- Give them a chance to ‘make right’. It is important that you give your child a chance to comply with what you have asked and rather than repeating your demand over and over, say if you don’t do it by the time the clock reaches… then this will be the consequence. Telling them that they have one warning and then the consequence will apply also gives them an opportunity to ‘make right’.
- Be consistent and make sure you follow through with the consequences that you have agreed upon. It is essential that you only choose consequences that you are able to follow through with, as empty threats will not help them to comply in the long term. Your child needs to know that you mean what you say.
- Make sure that you can move on – once they have had consequences imposed, don’t hold a grudge as this becomes a cycle of the self-fulfilling prophecy of being a naughty child. You want them to rather have the sense of a clean slate where they can get it right next time.
- Make sure you catch them ’being good’ and doing what you ask – and offer a lot of recognition and praise for doing the task, letting them know how much you appreciate their co-operation.
- Be realistic!! All children are sometimes un-co-operative and want to assert their independence. Most of these issues can be tackled by thinking about some of these strategies and implementing them. There are however times where more specialist support may be needed, especially when defiant behaviour is intense, has a lengthy duration, interferes with their functioning at home or at school or interferes significantly with their relationships with friends, family or teachers.

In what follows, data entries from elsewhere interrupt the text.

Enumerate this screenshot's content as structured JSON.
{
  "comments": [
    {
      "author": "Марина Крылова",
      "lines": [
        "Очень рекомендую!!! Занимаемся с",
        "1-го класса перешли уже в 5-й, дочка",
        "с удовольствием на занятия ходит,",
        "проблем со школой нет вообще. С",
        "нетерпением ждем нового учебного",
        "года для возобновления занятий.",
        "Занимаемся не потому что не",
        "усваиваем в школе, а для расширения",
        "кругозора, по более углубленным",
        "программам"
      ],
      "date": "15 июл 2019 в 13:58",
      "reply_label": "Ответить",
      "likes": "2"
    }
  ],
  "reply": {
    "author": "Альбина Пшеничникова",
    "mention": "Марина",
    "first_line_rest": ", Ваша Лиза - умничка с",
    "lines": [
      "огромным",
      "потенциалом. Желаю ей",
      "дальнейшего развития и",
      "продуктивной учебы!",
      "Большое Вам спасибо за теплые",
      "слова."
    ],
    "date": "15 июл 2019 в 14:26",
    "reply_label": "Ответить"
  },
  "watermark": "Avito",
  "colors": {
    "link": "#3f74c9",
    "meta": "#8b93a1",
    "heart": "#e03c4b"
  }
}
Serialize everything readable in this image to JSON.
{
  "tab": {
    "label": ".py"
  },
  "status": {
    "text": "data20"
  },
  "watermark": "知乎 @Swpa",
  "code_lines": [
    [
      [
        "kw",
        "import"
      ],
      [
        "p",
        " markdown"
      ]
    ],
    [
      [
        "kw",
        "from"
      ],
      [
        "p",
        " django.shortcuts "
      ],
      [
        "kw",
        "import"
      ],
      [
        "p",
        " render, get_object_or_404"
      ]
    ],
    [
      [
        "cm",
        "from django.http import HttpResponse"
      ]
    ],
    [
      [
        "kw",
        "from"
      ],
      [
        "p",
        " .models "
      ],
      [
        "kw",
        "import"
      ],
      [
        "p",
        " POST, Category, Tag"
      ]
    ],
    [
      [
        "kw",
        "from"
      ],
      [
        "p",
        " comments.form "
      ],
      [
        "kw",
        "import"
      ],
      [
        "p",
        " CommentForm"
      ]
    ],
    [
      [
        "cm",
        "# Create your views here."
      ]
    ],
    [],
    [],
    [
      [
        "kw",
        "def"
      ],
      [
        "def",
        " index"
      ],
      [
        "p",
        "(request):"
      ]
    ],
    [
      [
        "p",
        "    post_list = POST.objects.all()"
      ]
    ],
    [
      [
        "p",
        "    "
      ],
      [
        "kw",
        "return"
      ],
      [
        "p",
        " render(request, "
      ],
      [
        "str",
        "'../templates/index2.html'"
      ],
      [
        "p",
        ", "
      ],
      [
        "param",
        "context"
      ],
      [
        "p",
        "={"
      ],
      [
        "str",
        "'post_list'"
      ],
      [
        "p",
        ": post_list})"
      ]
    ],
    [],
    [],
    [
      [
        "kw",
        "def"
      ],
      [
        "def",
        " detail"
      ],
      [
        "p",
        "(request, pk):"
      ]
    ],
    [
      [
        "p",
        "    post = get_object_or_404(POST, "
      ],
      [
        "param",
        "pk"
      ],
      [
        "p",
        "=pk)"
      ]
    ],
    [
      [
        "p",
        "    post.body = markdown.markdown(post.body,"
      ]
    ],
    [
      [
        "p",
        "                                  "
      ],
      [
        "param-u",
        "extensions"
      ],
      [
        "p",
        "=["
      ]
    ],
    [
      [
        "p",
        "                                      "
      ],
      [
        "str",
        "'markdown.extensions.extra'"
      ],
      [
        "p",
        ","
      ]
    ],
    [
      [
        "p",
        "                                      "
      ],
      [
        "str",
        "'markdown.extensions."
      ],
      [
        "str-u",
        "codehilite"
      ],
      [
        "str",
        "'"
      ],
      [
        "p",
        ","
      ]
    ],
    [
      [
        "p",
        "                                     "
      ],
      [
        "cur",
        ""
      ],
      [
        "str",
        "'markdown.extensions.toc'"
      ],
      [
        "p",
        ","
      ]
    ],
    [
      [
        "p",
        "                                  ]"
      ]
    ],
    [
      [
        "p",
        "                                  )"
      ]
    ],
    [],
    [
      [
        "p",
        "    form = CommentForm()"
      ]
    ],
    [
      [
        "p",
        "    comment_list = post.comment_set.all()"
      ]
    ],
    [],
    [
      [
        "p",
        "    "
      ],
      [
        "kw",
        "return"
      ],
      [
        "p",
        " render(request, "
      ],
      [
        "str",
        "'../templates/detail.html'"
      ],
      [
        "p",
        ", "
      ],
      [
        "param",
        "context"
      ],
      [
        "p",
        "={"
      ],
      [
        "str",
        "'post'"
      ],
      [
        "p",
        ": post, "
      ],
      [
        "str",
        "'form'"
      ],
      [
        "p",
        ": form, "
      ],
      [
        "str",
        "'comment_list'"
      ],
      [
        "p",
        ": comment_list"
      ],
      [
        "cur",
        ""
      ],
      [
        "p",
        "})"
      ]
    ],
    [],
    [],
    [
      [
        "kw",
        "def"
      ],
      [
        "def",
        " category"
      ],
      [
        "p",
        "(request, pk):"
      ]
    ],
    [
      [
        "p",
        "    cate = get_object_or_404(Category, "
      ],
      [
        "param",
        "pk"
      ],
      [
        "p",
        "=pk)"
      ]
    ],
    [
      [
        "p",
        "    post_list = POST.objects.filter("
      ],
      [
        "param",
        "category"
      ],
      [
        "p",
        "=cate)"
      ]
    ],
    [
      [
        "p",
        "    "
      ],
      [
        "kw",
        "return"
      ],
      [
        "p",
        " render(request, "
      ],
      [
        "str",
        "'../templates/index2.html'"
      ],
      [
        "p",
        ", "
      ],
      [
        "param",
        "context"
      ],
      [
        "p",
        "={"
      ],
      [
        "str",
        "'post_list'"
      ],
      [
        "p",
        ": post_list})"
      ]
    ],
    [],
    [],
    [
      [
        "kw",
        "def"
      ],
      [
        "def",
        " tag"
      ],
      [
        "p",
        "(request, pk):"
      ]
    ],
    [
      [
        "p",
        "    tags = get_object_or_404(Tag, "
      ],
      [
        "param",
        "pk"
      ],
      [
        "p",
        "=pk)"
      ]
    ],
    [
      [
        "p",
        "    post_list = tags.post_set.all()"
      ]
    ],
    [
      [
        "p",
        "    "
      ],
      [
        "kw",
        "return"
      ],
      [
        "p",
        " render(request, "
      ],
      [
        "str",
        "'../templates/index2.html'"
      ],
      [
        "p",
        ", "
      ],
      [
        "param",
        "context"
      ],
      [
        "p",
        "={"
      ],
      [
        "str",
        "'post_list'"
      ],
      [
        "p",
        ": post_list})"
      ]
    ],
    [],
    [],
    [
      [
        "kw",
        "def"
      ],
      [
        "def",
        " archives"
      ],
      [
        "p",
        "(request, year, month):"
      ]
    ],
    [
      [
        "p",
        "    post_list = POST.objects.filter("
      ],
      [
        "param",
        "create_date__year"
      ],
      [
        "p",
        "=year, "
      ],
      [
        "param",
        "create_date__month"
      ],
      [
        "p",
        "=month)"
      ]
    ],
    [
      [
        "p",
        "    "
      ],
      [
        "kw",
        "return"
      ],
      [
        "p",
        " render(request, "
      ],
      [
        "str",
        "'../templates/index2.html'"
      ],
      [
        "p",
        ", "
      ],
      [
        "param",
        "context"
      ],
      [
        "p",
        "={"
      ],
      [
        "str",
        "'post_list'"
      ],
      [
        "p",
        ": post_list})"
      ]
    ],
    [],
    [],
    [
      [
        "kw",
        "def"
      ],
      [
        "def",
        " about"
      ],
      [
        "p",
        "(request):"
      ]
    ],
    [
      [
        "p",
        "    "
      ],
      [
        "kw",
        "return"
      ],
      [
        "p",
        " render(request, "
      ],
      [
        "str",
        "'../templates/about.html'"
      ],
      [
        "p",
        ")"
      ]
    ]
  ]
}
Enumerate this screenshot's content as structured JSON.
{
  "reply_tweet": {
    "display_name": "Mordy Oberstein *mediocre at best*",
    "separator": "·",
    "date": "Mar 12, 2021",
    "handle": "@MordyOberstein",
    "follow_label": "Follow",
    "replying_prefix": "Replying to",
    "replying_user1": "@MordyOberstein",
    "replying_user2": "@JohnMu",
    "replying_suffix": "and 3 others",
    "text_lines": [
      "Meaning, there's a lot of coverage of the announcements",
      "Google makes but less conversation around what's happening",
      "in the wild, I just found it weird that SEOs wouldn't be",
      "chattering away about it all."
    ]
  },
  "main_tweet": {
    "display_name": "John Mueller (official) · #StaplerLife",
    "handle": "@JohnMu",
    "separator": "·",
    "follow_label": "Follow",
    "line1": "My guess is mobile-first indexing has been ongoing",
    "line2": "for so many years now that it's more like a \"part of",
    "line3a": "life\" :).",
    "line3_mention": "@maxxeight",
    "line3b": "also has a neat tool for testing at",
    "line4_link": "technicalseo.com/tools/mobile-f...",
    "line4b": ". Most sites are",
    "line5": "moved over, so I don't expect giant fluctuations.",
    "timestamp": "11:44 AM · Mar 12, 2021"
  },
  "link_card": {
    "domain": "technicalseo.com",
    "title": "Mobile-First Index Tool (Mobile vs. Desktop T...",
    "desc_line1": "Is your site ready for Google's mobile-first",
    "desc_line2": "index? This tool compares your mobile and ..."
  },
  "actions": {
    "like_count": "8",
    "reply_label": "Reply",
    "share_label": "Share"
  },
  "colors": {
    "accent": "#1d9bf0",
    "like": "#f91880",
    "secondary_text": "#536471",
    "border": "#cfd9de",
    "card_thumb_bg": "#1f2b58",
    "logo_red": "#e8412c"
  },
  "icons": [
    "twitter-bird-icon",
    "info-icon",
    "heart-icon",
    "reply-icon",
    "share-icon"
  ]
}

These strategies are a handful of many, and they can be applied to getting dressed, doing homework, tidying up, bath time etc.